About VA Home Loans
The VA Home Loan was created for veterans by the US Government in 1944 to assist returning service members and their families when purchasing a home during or after their term of service. If you have either served, are currently serving the country or your spouse has served, you could qualify for a VA Home Loan. The VA Home Loan is usually issued by a qualified lender and backed by the U.S Department of Veteran Affairs and can be used for both purchasing a home and refinancing.
How To Apply For a VA Home Loan
Getting your COE is the quickest and most important step when applying for your VA Home Loan. The three main ways to get your COE are:
- Through the VA eBenefits portal.
- Talking to a VA Educator.
- By filling out and mailing in an VA Form 26-1880 (not recommended)
To learn more about your COE check out our “All about your COE” article.
Where Can I Use My VA Loan?
You can use your VA Home Loan Benefit to purchase a home anywhere in the United States, and its territories and possessions including Puerto Rico, Guam, Samoa, The Northern Mariana Islands and the Virgin Islands.
The Benefits of a VA Loan
No Down Payment Required

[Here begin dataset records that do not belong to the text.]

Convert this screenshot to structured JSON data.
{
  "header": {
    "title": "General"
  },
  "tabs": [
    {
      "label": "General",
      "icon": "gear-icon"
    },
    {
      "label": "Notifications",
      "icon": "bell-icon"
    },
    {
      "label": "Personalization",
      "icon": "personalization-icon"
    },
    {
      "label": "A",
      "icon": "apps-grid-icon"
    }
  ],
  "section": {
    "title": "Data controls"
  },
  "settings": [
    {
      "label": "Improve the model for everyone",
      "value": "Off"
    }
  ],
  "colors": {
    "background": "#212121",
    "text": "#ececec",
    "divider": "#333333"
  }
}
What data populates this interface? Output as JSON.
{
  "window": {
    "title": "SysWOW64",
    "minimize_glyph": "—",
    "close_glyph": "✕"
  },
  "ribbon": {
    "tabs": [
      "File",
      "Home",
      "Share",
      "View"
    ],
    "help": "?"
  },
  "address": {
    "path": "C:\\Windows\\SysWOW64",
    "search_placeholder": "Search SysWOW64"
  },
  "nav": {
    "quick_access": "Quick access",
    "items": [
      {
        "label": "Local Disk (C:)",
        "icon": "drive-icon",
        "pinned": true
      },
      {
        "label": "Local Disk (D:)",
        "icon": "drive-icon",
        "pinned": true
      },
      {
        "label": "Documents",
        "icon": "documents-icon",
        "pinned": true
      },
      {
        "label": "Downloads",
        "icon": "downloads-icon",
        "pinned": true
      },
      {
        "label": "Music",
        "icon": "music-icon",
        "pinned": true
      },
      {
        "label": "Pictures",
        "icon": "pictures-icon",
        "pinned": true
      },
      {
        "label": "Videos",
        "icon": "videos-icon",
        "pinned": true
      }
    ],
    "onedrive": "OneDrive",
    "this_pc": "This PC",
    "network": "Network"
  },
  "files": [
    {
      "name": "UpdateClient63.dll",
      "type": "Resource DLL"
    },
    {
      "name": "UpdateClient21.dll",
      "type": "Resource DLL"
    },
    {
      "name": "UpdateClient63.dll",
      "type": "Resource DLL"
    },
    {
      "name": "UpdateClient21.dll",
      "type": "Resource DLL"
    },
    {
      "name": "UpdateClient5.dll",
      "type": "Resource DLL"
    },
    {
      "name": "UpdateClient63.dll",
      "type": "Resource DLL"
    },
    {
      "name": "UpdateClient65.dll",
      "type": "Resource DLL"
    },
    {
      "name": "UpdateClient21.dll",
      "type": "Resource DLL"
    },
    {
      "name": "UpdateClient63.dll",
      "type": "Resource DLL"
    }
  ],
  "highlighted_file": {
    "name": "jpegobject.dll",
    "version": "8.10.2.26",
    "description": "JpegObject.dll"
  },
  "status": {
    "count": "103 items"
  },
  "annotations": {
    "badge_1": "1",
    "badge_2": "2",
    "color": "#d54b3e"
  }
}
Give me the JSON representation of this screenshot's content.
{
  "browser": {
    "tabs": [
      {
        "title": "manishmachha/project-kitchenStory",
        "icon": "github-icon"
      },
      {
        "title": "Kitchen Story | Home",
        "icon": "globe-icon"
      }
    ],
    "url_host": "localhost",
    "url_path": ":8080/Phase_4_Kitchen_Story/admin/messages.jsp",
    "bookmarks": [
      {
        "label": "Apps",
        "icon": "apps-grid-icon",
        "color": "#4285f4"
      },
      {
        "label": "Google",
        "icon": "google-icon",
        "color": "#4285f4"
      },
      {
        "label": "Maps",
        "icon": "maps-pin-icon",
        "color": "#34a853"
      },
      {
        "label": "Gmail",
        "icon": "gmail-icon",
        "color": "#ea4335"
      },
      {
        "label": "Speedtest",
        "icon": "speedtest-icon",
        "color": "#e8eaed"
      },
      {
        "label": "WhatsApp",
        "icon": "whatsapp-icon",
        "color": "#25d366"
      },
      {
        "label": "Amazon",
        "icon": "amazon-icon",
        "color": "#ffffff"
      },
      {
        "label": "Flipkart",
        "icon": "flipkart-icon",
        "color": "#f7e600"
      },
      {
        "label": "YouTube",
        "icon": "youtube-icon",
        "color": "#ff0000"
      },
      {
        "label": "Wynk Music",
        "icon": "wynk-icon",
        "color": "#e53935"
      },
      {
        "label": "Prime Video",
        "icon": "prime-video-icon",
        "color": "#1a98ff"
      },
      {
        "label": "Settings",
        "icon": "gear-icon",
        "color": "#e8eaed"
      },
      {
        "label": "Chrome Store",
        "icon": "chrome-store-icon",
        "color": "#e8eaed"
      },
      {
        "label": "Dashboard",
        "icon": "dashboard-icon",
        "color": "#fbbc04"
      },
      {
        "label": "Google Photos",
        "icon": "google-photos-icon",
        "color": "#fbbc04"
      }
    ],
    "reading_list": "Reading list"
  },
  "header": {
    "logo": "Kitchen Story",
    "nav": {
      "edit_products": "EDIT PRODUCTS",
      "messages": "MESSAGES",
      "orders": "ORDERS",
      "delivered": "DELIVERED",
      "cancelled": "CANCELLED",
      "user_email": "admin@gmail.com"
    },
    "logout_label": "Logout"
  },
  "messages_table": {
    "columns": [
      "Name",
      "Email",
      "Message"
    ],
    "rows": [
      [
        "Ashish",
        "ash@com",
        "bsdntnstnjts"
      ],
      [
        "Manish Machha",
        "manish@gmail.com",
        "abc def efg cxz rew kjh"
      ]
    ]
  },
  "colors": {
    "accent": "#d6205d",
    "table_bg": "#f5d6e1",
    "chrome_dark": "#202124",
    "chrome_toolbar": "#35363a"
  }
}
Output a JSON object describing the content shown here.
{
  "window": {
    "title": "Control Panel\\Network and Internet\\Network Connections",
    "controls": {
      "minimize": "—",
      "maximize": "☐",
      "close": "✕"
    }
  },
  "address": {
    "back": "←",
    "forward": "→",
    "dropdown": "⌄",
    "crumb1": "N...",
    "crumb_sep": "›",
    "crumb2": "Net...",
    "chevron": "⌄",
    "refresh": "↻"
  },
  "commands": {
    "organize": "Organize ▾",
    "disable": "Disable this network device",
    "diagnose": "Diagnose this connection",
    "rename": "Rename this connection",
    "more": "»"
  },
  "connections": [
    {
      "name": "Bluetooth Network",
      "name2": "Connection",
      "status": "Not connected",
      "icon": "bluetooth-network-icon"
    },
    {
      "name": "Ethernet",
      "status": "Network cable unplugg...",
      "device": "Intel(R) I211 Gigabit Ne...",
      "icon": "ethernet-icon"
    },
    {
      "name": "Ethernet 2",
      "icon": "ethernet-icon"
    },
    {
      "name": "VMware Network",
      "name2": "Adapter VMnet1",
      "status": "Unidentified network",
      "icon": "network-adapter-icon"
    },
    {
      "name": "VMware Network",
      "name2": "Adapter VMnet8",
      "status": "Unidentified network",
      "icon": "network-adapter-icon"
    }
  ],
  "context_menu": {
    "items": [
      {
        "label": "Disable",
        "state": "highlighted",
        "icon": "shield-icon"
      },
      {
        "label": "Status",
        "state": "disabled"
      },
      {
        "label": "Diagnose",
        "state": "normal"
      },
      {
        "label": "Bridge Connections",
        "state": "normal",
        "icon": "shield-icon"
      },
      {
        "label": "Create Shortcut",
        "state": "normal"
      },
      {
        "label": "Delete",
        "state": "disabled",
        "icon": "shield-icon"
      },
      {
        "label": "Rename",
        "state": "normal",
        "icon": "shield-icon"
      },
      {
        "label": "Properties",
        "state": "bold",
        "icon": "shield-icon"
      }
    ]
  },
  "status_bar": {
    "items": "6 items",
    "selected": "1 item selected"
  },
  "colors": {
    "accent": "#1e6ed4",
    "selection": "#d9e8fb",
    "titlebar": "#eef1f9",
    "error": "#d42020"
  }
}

2020 brought some exciting changes to the VA Home Loan. The VA Home Loan now allows for zero down payment up to any loan amount, but some lenders do restrict the amount you can borrow with no money down. Currently The Veteran’s Mortgage Source has no restriction on the loan amount with no money down as long as you can qualify for it and you have a clear VA entitlement. If you have a portion of your VA entitlement used you will have to follow your VA County conforming limit and the necessary entitlement calculations to decide you max no down payment financing amount. Please consult with a loan officer if you currently have a portion of your entitlement used for your specific calculation to decide your available no down payment loan amount, or overall qualifying power on loan amounts with a down payment.
The VA Home Loan has very flexible underwriting compared to conventional and other types of home loan financing. Credit scores can go as low as 40 points lower than conventional loans, meaning you don’t have to have a perfect credit score to qualify for a loan. VA loans allow for a higher debt to income ratio than other types of home loan financing. In some areas this could mean borrower can qualify for tens of thousands more in a home than conventional financing.
No Closing Cost Options Available
There is usually a rate option that will allow for the lender to cover your closing costs. The only closing cost that a lender can not cover is the VA funding fee. If you are a disabled veteran, you may qualify to have the fee waived completely. You will have an option to pay points or fractions of a point to buy down your rate, pay zero points at a higher rate, or take a higher rate with rebate pricing that allows the lender to provide lender credits for closing cost credits.
No Monthly Mortgage Insurance
In low down payment situations, Conventional, FHA and USDA loans all typically require monthly mortgage insurance premiums. Mortgage Insurance does not help you as a borrower in anyway. It insures the lender against your default and you pay a monthly fee as basically an insurance payment.
For a conventional, you can get away from the Monthly Mortgage Insurance by either putting 20% down or coming up with a down payment and second mortgage combination. Here are a few differences between a conventional home loan and a VA Home Loan:
Conventional Vs. VA Home Loan
Conventional Home Loan Financing:
- 3% – 5% lowest down payment options
- No upfront funding fee
- Monthly mortgage insurance / typically to 20% down
- FInanced lender credits for closing costs but rate adjustment is generally worse than a VA Home Loan
VA Home Loan Financing:
- Zero down payment available
- Upfront funding fee may be financed (If you are a disabled veteran, you may qualify to have the fee waived completely)
- No monthly mortgage insurance
- Possible financed lender credits for closing costs and no high increase in interest rates